▶ WHAT IS BEING ASKED: Exact copies of all the entries below are expected in the answer.
INPUT RECORDS Start Marker
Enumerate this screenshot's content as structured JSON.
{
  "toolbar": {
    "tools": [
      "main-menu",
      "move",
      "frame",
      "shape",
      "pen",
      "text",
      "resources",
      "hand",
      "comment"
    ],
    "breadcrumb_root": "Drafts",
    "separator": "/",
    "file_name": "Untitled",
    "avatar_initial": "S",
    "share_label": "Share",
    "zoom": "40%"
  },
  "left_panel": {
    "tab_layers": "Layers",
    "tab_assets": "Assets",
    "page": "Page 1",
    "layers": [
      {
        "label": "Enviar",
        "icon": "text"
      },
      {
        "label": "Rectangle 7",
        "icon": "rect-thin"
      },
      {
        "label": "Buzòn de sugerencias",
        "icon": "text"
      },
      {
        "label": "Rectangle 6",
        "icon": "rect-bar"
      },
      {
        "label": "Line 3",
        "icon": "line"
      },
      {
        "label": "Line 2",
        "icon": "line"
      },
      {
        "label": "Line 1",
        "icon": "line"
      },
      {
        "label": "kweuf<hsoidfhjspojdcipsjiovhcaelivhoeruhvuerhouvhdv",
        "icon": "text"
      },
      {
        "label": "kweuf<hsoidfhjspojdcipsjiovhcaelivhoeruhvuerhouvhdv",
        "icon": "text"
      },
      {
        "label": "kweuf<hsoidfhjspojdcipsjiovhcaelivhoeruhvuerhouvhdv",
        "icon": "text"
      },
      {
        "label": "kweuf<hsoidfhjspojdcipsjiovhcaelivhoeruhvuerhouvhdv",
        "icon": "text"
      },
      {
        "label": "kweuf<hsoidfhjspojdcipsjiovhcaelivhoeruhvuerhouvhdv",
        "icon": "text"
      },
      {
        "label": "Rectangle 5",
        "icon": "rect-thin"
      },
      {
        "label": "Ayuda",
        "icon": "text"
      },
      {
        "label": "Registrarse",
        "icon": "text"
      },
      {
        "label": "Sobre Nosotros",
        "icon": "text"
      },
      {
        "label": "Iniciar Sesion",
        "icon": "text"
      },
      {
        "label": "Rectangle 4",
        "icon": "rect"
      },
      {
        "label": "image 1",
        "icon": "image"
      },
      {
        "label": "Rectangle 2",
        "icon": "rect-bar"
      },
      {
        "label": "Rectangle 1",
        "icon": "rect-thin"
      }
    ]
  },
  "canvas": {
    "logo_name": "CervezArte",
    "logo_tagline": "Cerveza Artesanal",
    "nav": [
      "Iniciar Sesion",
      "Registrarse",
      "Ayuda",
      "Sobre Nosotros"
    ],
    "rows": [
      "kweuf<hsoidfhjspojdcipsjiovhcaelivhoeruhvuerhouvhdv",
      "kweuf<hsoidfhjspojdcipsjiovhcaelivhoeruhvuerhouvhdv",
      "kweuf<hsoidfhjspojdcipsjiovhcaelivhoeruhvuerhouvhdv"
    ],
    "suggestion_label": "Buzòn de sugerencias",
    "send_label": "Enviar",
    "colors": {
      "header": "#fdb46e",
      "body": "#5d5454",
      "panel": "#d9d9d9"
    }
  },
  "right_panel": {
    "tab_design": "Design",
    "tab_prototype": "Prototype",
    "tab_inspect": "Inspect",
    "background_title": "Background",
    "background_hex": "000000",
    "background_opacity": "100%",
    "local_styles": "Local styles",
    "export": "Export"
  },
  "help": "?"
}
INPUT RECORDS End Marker
▶ ANSWER TO THIS EXERCISE:
Enumerate this screenshot's content as structured JSON.
{
  "toolbar": {
    "tools": [
      "main-menu",
      "move",
      "frame",
      "shape",
      "pen",
      "text",
      "resources",
      "hand",
      "comment"
    ],
    "breadcrumb_root": "Drafts",
    "separator": "/",
    "file_name": "Untitled",
    "avatar_initial": "S",
    "share_label": "Share",
    "zoom": "40%"
  },
  "left_panel": {
    "tab_layers": "Layers",
    "tab_assets": "Assets",
    "page": "Page 1",
    "layers": [
      {
        "label": "Enviar",
        "icon": "text"
      },
      {
        "label": "Rectangle 7",
        "icon": "rect-thin"
      },
      {
        "label": "Buzòn de sugerencias",
        "icon": "text"
      },
      {
        "label": "Rectangle 6",
        "icon": "rect-bar"
      },
      {
        "label": "Line 3",
        "icon": "line"
      },
      {
        "label": "Line 2",
        "icon": "line"
      },
      {
        "label": "Line 1",
        "icon": "line"
      },
      {
        "label": "kweuf<hsoidfhjspojdcipsjiovhcaelivhoeruhvuerhouvhdv",
        "icon": "text"
      },
      {
        "label": "kweuf<hsoidfhjspojdcipsjiovhcaelivhoeruhvuerhouvhdv",
        "icon": "text"
      },
      {
        "label": "kweuf<hsoidfhjspojdcipsjiovhcaelivhoeruhvuerhouvhdv",
        "icon": "text"
      },
      {
        "label": "kweuf<hsoidfhjspojdcipsjiovhcaelivhoeruhvuerhouvhdv",
        "icon": "text"
      },
      {
        "label": "kweuf<hsoidfhjspojdcipsjiovhcaelivhoeruhvuerhouvhdv",
        "icon": "text"
      },
      {
        "label": "Rectangle 5",
        "icon": "rect-thin"
      },
      {
        "label": "Ayuda",
        "icon": "text"
      },
      {
        "label": "Registrarse",
        "icon": "text"
      },
      {
        "label": "Sobre Nosotros",
        "icon": "text"
      },
      {
        "label": "Iniciar Sesion",
        "icon": "text"
      },
      {
        "label": "Rectangle 4",
        "icon": "rect"
      },
      {
        "label": "image 1",
        "icon": "image"
      },
      {
        "label": "Rectangle 2",
        "icon": "rect-bar"
      },
      {
        "label": "Rectangle 1",
        "icon": "rect-thin"
      }
    ]
  },
  "canvas": {
    "logo_name": "CervezArte",
    "logo_tagline": "Cerveza Artesanal",
    "nav": [
      "Iniciar Sesion",
      "Registrarse",
      "Ayuda",
      "Sobre Nosotros"
    ],
    "rows": [
      "kweuf<hsoidfhjspojdcipsjiovhcaelivhoeruhvuerhouvhdv",
      "kweuf<hsoidfhjspojdcipsjiovhcaelivhoeruhvuerhouvhdv",
      "kweuf<hsoidfhjspojdcipsjiovhcaelivhoeruhvuerhouvhdv"
    ],
    "suggestion_label": "Buzòn de sugerencias",
    "send_label": "Enviar",
    "colors": {
      "header": "#fdb46e",
      "body": "#5d5454",
      "panel": "#d9d9d9"
    }
  },
  "right_panel": {
    "tab_design": "Design",
    "tab_prototype": "Prototype",
    "tab_inspect": "Inspect",
    "background_title": "Background",
    "background_hex": "000000",
    "background_opacity": "100%",
    "local_styles": "Local styles",
    "export": "Export"
  },
  "help": "?"
}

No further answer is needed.